§ **Task**
Search the records for the string "إختر" and copy every line in which it appears.

[Page and application data records]
....

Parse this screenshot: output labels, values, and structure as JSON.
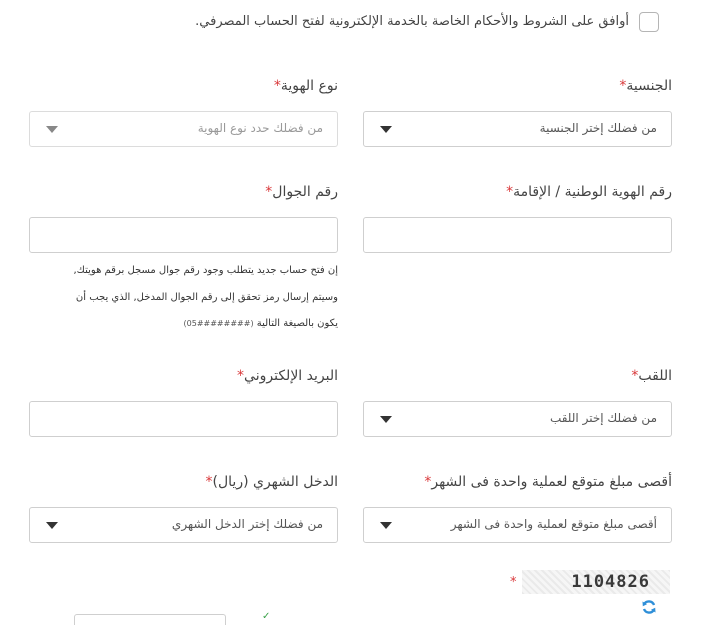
{
  "terms": {
    "text": "أوافق على الشروط والأحكام الخاصة بالخدمة الإلكترونية لفتح الحساب المصرفي."
  },
  "form": {
    "required_mark": "*",
    "nationality": {
      "label": "الجنسية",
      "value": "من فضلك إختر الجنسية"
    },
    "id_type": {
      "label": "نوع الهوية",
      "value": "من فضلك حدد نوع الهوية"
    },
    "national_id": {
      "label": "رقم الهوية الوطنية / الإقامة",
      "value": ""
    },
    "mobile": {
      "label": "رقم الجوال",
      "value": "",
      "note_line1": "إن فتح حساب جديد يتطلب وجود رقم جوال مسجل برقم هويتك,",
      "note_line2": "وسيتم إرسال رمز تحقق إلى رقم الجوال المدخل, الذي يجب أن",
      "note_line3": "يكون بالصيغة التالية",
      "note_format": "(05########)"
    },
    "title": {
      "label": "اللقب",
      "value": "من فضلك إختر اللقب"
    },
    "email": {
      "label": "البريد الإلكتروني",
      "value": ""
    },
    "max_amount": {
      "label": "أقصى مبلغ متوقع لعملية واحدة فى الشهر",
      "value": "أقصى مبلغ متوقع لعملية واحدة فى الشهر"
    },
    "monthly_income": {
      "label": "الدخل الشهري (ريال)",
      "value": "من فضلك إختر الدخل الشهري"
    }
  },
  "captcha": {
    "text": "1104826"
  },
  "colors": {
    "required": "#d9383a",
    "border": "#cfcfcf",
    "refresh": "#2f8fd8"
  }
}
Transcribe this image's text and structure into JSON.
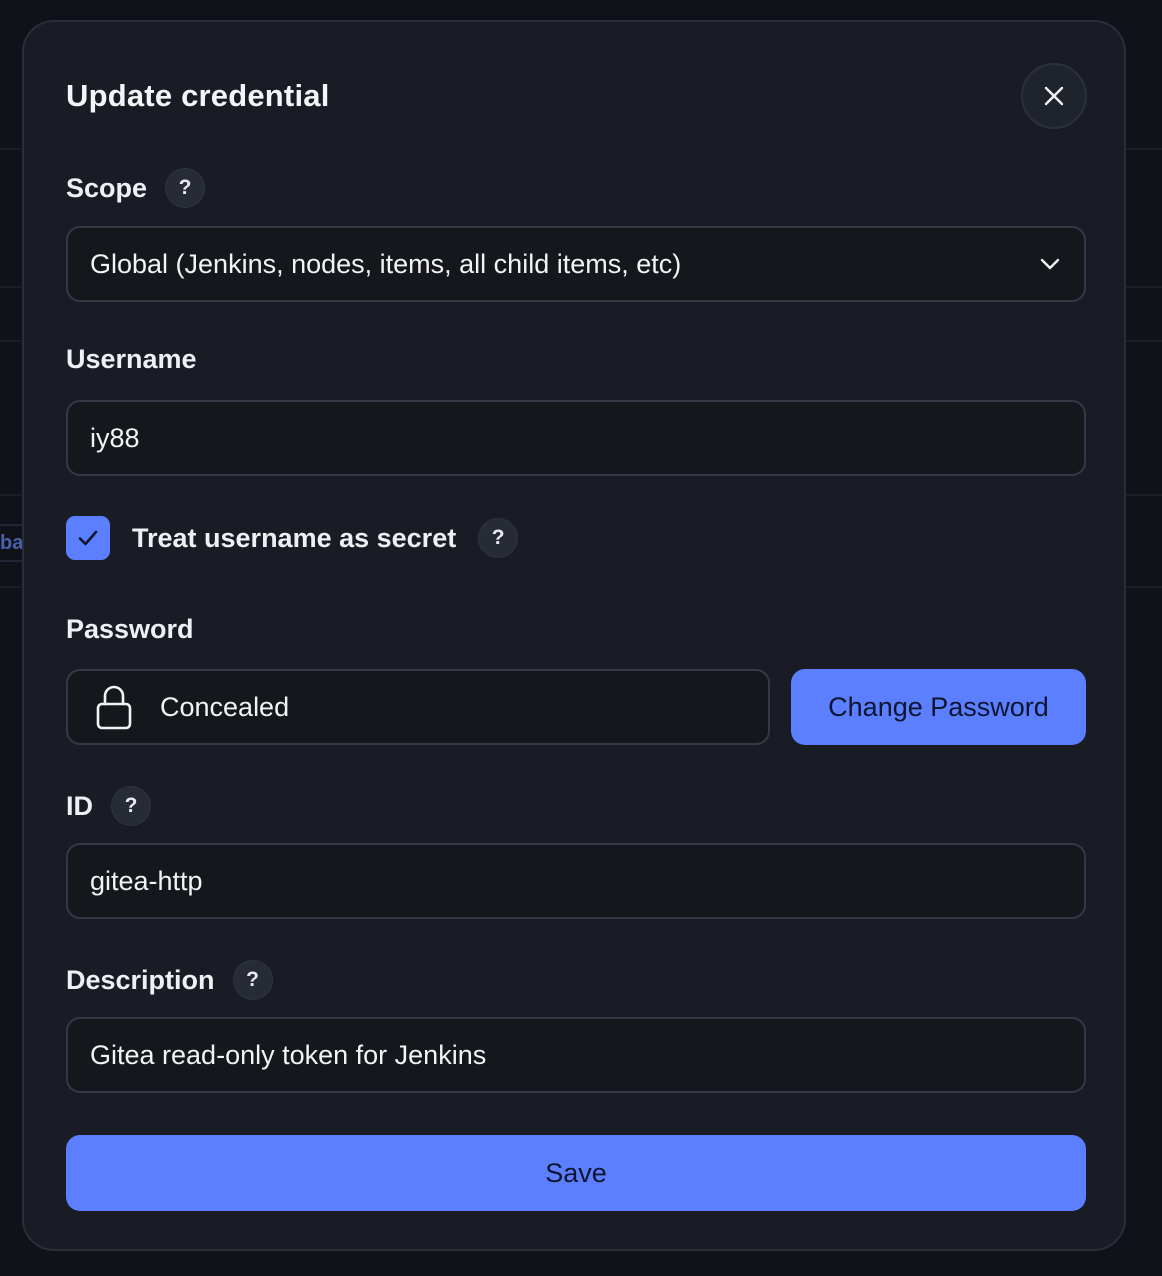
{
  "background": {
    "fragment_text": "ba"
  },
  "dialog": {
    "title": "Update credential",
    "close_icon": "close-icon"
  },
  "scope": {
    "label": "Scope",
    "help": "?",
    "value": "Global (Jenkins, nodes, items, all child items, etc)"
  },
  "username": {
    "label": "Username",
    "value": "iy88"
  },
  "treat_secret": {
    "label": "Treat username as secret",
    "checked": true,
    "help": "?"
  },
  "password": {
    "label": "Password",
    "value": "Concealed",
    "icon": "lock-icon",
    "change_label": "Change Password"
  },
  "id": {
    "label": "ID",
    "help": "?",
    "value": "gitea-http"
  },
  "description": {
    "label": "Description",
    "help": "?",
    "value": "Gitea read-only token for Jenkins"
  },
  "save_label": "Save",
  "colors": {
    "accent": "#5b7fff",
    "dialog_bg": "#191c24",
    "field_bg": "#15171d"
  }
}
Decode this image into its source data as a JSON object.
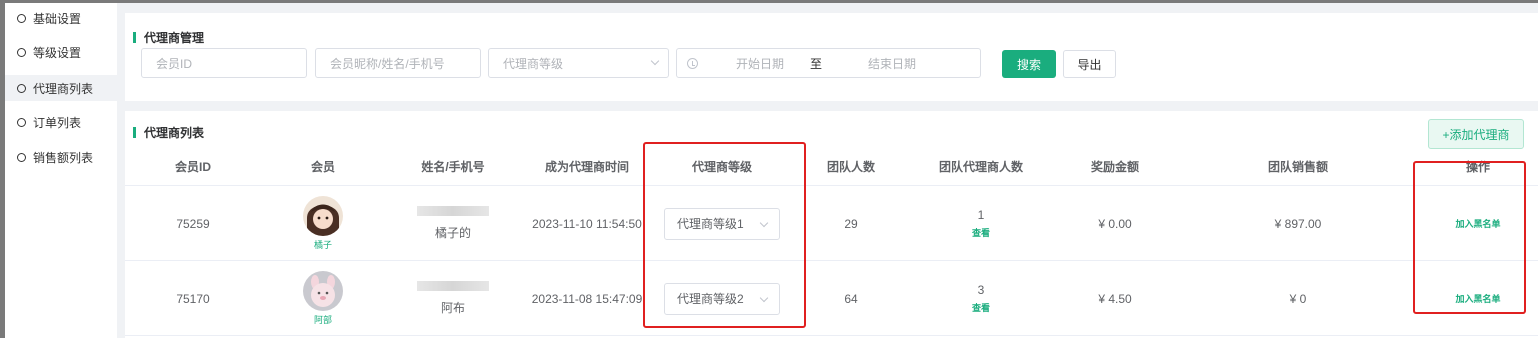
{
  "sidebar": {
    "items": [
      {
        "label": "基础设置",
        "active": false
      },
      {
        "label": "等级设置",
        "active": false
      },
      {
        "label": "代理商列表",
        "active": true
      },
      {
        "label": "订单列表",
        "active": false
      },
      {
        "label": "销售额列表",
        "active": false
      }
    ]
  },
  "filter": {
    "title": "代理商管理",
    "member_id_placeholder": "会员ID",
    "member_info_placeholder": "会员昵称/姓名/手机号",
    "level_placeholder": "代理商等级",
    "date_start_placeholder": "开始日期",
    "date_separator": "至",
    "date_end_placeholder": "结束日期",
    "search_label": "搜索",
    "export_label": "导出"
  },
  "list": {
    "title": "代理商列表",
    "add_label": "+添加代理商",
    "columns": [
      "会员ID",
      "会员",
      "姓名/手机号",
      "成为代理商时间",
      "代理商等级",
      "团队人数",
      "团队代理商人数",
      "奖励金额",
      "团队销售额",
      "操作"
    ],
    "rows": [
      {
        "member_id": "75259",
        "nickname": "橘子",
        "name": "橘子的",
        "joined": "2023-11-10 11:54:50",
        "level": "代理商等级1",
        "team_size": "29",
        "team_agents": "1",
        "view_label": "查看",
        "reward": "¥ 0.00",
        "team_sales": "¥ 897.00",
        "action_label": "加入黑名单"
      },
      {
        "member_id": "75170",
        "nickname": "阿部",
        "name": "阿布",
        "joined": "2023-11-08 15:47:09",
        "level": "代理商等级2",
        "team_size": "64",
        "team_agents": "3",
        "view_label": "查看",
        "reward": "¥ 4.50",
        "team_sales": "¥ 0",
        "action_label": "加入黑名单"
      }
    ]
  },
  "colors": {
    "accent": "#1aad7e",
    "highlight_box": "#e02020"
  }
}
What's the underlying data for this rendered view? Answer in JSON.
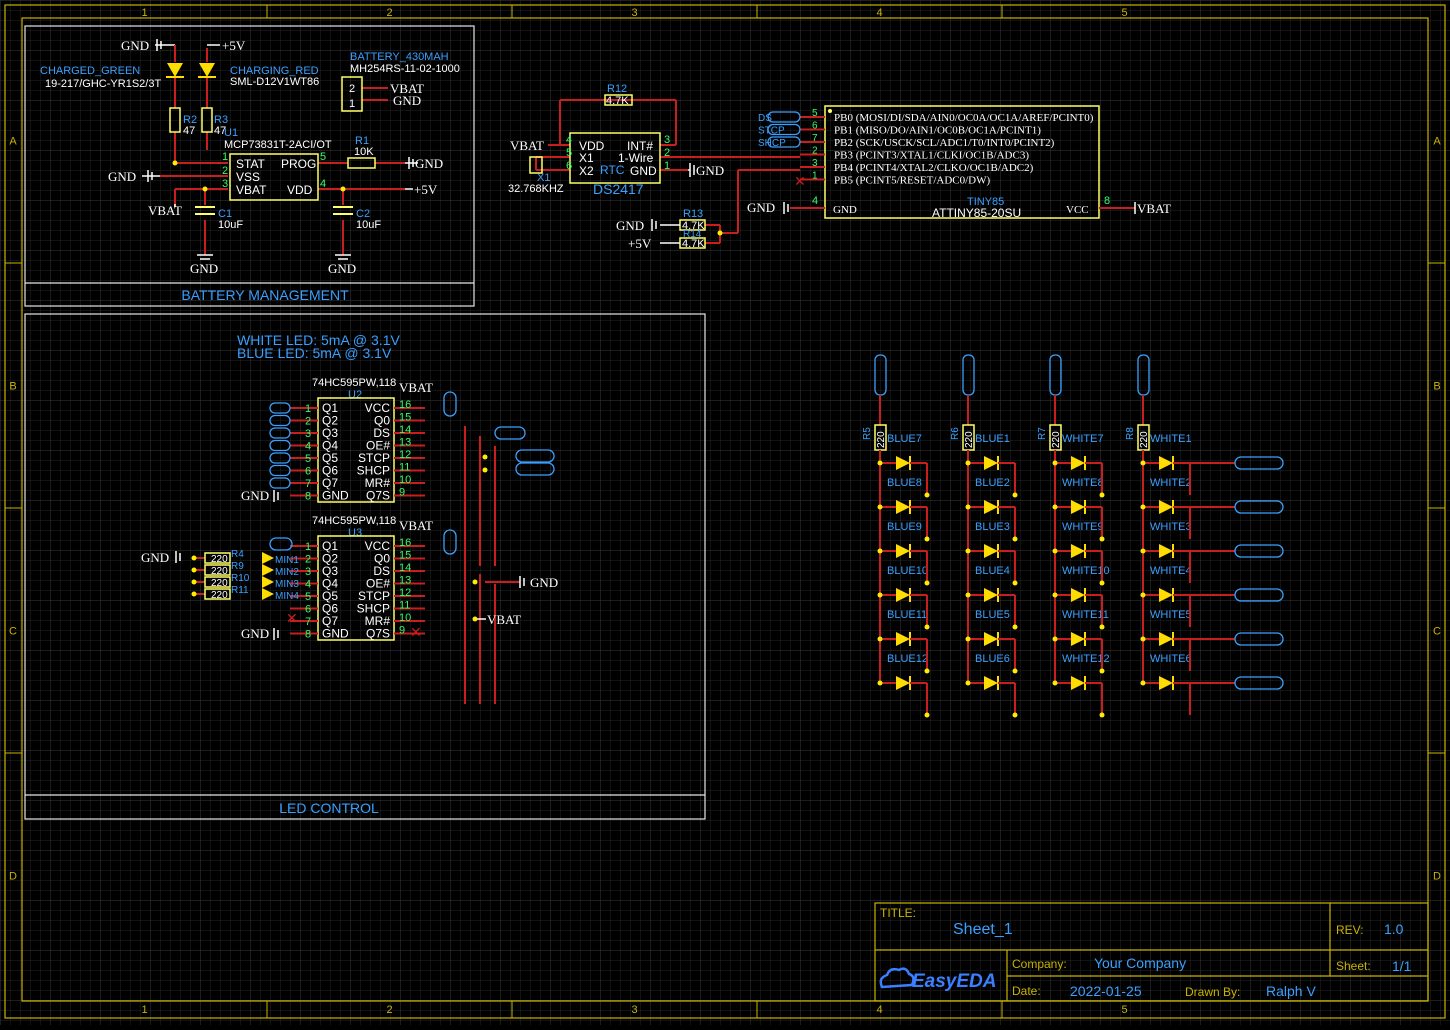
{
  "frame": {
    "columns": [
      "1",
      "2",
      "3",
      "4",
      "5"
    ],
    "rows": [
      "A",
      "B",
      "C",
      "D"
    ]
  },
  "colors": {
    "background": "#000000",
    "grid": "#2a2a2a",
    "frame": "#c8b400",
    "wire": "#c81e1e",
    "body": "#ffff66",
    "pin": "#33ff66",
    "label_blue": "#3aa0ff",
    "net_white": "#ffffff",
    "junction": "#ffee00"
  },
  "battery_management": {
    "title": "BATTERY MANAGEMENT",
    "led_green": {
      "name": "CHARGED_GREEN",
      "part": "19-217/GHC-YR1S2/3T"
    },
    "led_red": {
      "name": "CHARGING_RED",
      "part": "SML-D12V1WT86"
    },
    "battery": {
      "name": "BATTERY_430MAH",
      "part": "MH254RS-11-02-1000",
      "pins": [
        "2",
        "1"
      ]
    },
    "r2": {
      "ref": "R2",
      "value": "47"
    },
    "r3": {
      "ref": "R3",
      "value": "47"
    },
    "u1": {
      "ref": "U1",
      "part": "MCP73831T-2ACI/OT",
      "pins_left": [
        "STAT",
        "VSS",
        "VBAT"
      ],
      "pins_right": [
        "PROG",
        "VDD"
      ],
      "pin_nums_left": [
        "1",
        "2",
        "3"
      ],
      "pin_nums_right": [
        "5",
        "4"
      ]
    },
    "r1": {
      "ref": "R1",
      "value": "10K"
    },
    "c1": {
      "ref": "C1",
      "value": "10uF"
    },
    "c2": {
      "ref": "C2",
      "value": "10uF"
    },
    "nets": {
      "gnd": "GND",
      "vbat": "VBAT",
      "p5v": "+5V"
    }
  },
  "rtc": {
    "ref": "DS2417",
    "pins_left": [
      "VDD",
      "X1",
      "X2"
    ],
    "pins_right": [
      "INT#",
      "1-Wire",
      "GND"
    ],
    "inner": "RTC",
    "pin_nums_left": [
      "4",
      "5",
      "6"
    ],
    "pin_nums_right": [
      "3",
      "2",
      "1"
    ],
    "crystal": {
      "ref": "X1",
      "value": "32.768KHZ"
    },
    "r12": {
      "ref": "R12",
      "value": "4.7K"
    },
    "r13": {
      "ref": "R13",
      "value": "4.7K"
    },
    "r14": {
      "ref": "R14",
      "value": "4.7K"
    }
  },
  "mcu": {
    "name": "TINY85",
    "part": "ATTINY85-20SU",
    "pins": [
      "PB0 (MOSI/DI/SDA/AIN0/OC0A/OC1A/AREF/PCINT0)",
      "PB1 (MISO/DO/AIN1/OC0B/OC1A/PCINT1)",
      "PB2 (SCK/USCK/SCL/ADC1/T0/INT0/PCINT2)",
      "PB3 (PCINT3/XTAL1/CLKI/OC1B/ADC3)",
      "PB4 (PCINT4/XTAL2/CLKO/OC1B/ADC2)",
      "PB5 (PCINT5/RESET/ADC0/DW)"
    ],
    "pin_nums": [
      "5",
      "6",
      "7",
      "2",
      "3",
      "1"
    ],
    "gnd_label": "GND",
    "vcc_label": "VCC",
    "gnd_num": "4",
    "vcc_num": "8",
    "net_flags": [
      "DS",
      "STCP",
      "SHCP"
    ]
  },
  "led_control": {
    "title": "LED CONTROL",
    "note1": "WHITE LED: 5mA @ 3.1V",
    "note2": "BLUE LED: 5mA @ 3.1V",
    "u2": {
      "part": "74HC595PW,118",
      "ref": "U2"
    },
    "u3": {
      "part": "74HC595PW,118",
      "ref": "U3"
    },
    "pins_left": [
      "Q1",
      "Q2",
      "Q3",
      "Q4",
      "Q5",
      "Q6",
      "Q7",
      "GND"
    ],
    "pins_right": [
      "VCC",
      "Q0",
      "DS",
      "OE#",
      "STCP",
      "SHCP",
      "MR#",
      "Q7S"
    ],
    "nums_left": [
      "1",
      "2",
      "3",
      "4",
      "5",
      "6",
      "7",
      "8"
    ],
    "nums_right": [
      "16",
      "15",
      "14",
      "13",
      "12",
      "11",
      "10",
      "9"
    ],
    "u3_leds": [
      "MIN1",
      "MIN2",
      "MIN3",
      "MIN4"
    ],
    "u3_res": [
      "R4",
      "R9",
      "R10",
      "R11"
    ],
    "u3_res_value": "220"
  },
  "matrix": {
    "resistors": [
      {
        "ref": "R5",
        "value": "220"
      },
      {
        "ref": "R6",
        "value": "220"
      },
      {
        "ref": "R7",
        "value": "220"
      },
      {
        "ref": "R8",
        "value": "220"
      }
    ],
    "columns": [
      [
        "BLUE7",
        "BLUE8",
        "BLUE9",
        "BLUE10",
        "BLUE11",
        "BLUE12"
      ],
      [
        "BLUE1",
        "BLUE2",
        "BLUE3",
        "BLUE4",
        "BLUE5",
        "BLUE6"
      ],
      [
        "WHITE7",
        "WHITE8",
        "WHITE9",
        "WHITE10",
        "WHITE11",
        "WHITE12"
      ],
      [
        "WHITE1",
        "WHITE2",
        "WHITE3",
        "WHITE4",
        "WHITE5",
        "WHITE6"
      ]
    ]
  },
  "title_block": {
    "title_label": "TITLE:",
    "title": "Sheet_1",
    "rev_label": "REV:",
    "rev": "1.0",
    "company_label": "Company:",
    "company": "Your Company",
    "sheet_label": "Sheet:",
    "sheet": "1/1",
    "date_label": "Date:",
    "date": "2022-01-25",
    "drawn_label": "Drawn By:",
    "drawn": "Ralph V",
    "logo_text": "EasyEDA"
  }
}
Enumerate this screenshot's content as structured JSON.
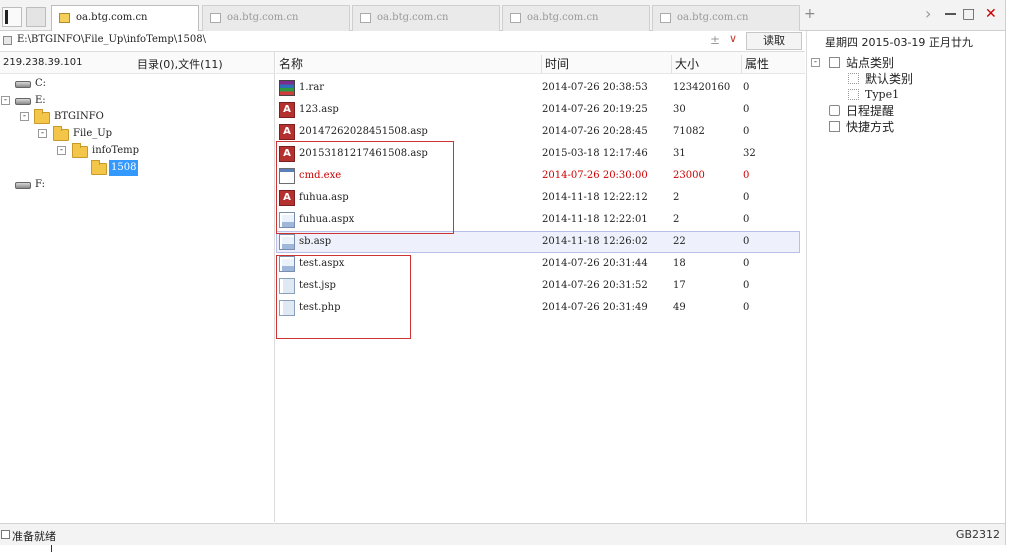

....

§ **Completed exercise**
      "value": "من فضلك إختر الجنسية"
      "value": "من فضلك إختر اللقب"
      "value": "من فضلك إختر الدخل الشهري"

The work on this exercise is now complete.